The opinion of the court was delivered by: Raymond C. Fisher, United States Circuit Judge Sitting by Designation
ORDER SCREENING COMPLAINT UNDER 28 U.S.C. § 1915A AND CLOSING MOTIONS
Plaintiff Cleo Westerfield is a pro se state prisoner proceeding in forma pauperis. He seeks relief pursuant to several common law torts, as well as California Government Code section 815.6. Plaintiff also hints at claims brought pursuant to section 1983.
I. Screening of the Complaint
A court must "review, before docketing . . . or . . . as soon as practicable after docketing, a complaint in a civil action in which a prisoner seeks redress from a governmental entity or officer or employee of a governmental entity." 28 U.S.C. § 1915A(a). "On review, the court shall identify cognizable claims or dismiss the complaint, or any portion of the complaint, if the complaint is frivolous, malicious, or fails to state a claim upon which relief may be granted; or seeks monetary relief from a defendant who is immune from such relief." Id. § 1915A(b). Pro se pleadings are liberally construed. See, e.g., Balistreri v. Pacifica Police Dep't, 901 F.2d 696, 699 (9th Cir. 1990). This Court must therefore determine whether Westerfield's complaint states a cognizable claim for relief with respect to each named defendant.

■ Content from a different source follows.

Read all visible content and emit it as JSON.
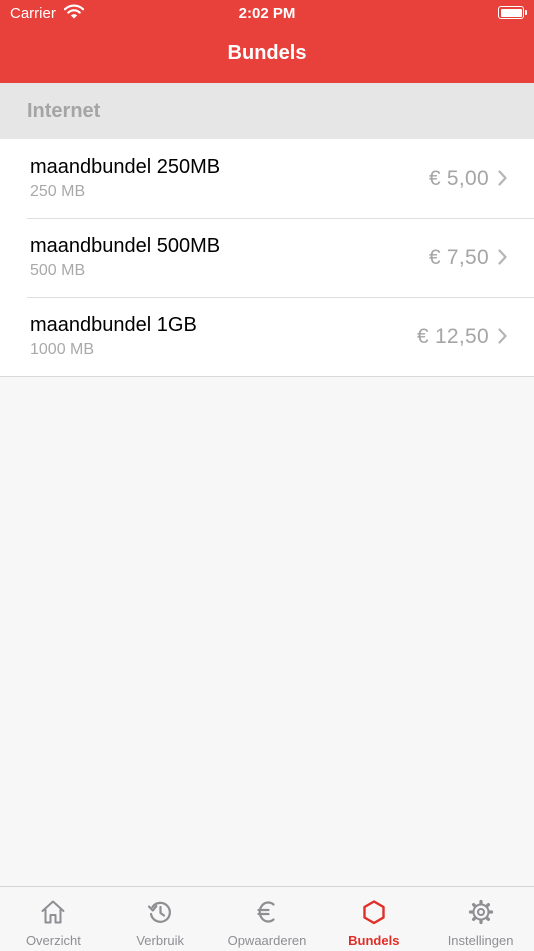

The Court has reviewed Westerfield's complaint and determined that it does not state any cognizable claims for relief. First, Westerfield's complaint describes the specific facts giving rise to his claims only as to Defendant Spinks. Although Westerfield names other defendants, he does not give those defendants notice of the grounds upon which his claim rests. See Swierkiewicz v. Sorema N. A., 534 U.S. 506, 512 (2002). Westerfield must show that each defendant named in the complaint committed conduct that deprived plaintiff of a federal right. See Hydrick v. Hunter, 500 F.3d 978, 987 (9th Cir. 2007). In order to do so, Westerfield must allege specific facts as to each defendant and not simply allege that a defendant has violated his rights.
Second, Westerfield has failed to state a claim under federal law against defendant Spinks. Although 42 U.S.C. § 1983 is not listed among Westerfield's causes of action, see Am. Complaint ¶¶ 42-55, Westerfield does describe his suit as alleging "United States Constitution violations" and as "based on both Federal and State law." Liberally construed, Westerfield's complaint alleges an Eighth Amendment violation. A public official's "deliberate indifference to a prisoner's serious illness or injury" violates the Eighth Amendment ban against cruel punishment. Estelle v. Gamble, 429 U.S. 97, 105 (1976). "The inmates must demonstrate that they were confined under conditions posing a risk of 'objectively, sufficiently serious' harm and that the officials had a 'sufficiently culpable state of mind' in denying the proper medical care." Clement v. Gomez, 298 F.3d 898, 904 (9th Cir. 2002) (quoting Wallis v. Baldwin, 70 F.3d 1074, 1076 (9th Cir. 1995)). Westerfield has alleged that Spinks was the lead medical staff member on duty at the California state prison at Sacramento on September 23, 2006, when Westerfield had a heart attack. Am. Complaint ¶ 6. Westerfield simply alleges,
On September 23 2006, I had a heart attack, I was left for dead by MTA Spinks, this state empl[oy]ee went home, and left me to die. I was having what is known as a my[o]cardial infarction, I was suffering and nobody took it serious enough, I la[i]d on the floor in the mist of a life threatening heart attack. . . I was rushed to the hospital via ambulance[.]"
Id. ¶ 17. Westerfield then received extensive medical treatment at Mercy San Juan hospital. See id.
Westerfields' allegations are both inadequate and implausible. Although ignoring an individual suffering a heart attack creates a condition posing a risk of serious harm, Westerfield does not offer any allegations concerning Spinks' knowledge of the danger or how he was brought to a hospital if he was being ignored. "A conclusory allegation to the effect that [Spinks] knew that [Westerfield] had a heart attack is insufficient. [Westerfield] must allege specific facts 'plausibly showing' that [Spinks] had the requisite mental state." Brown v. Lewis, No. 2:07-cv-2433, 2009 WL 1530681, at *1 (E.D. Cal. June 1, 2009) (quoting Ashcroft v. Iqbal, 129 S.Ct. 1937, 1952 (2009)).
Because Westerfield's complaint fails to allege legally sufficient facts to state a cognizable constitutional claim against any defendant, his complaint is dismissed without prejudice to Westerfield filing a second amended complaint within 30 days of this order that states cognizable claims against the particular defendant(s) he claims violated his constitutional rights.*fn1
On May 4, 2009, and July 24, 2009, Westerfield filed three pleadings entitled "Motion for Court to Take Notice." None of these filings is in fact a motion. To the extent that any of the allegations contained in these three filings will help Westerfield to state a claim against Spinks or any other ...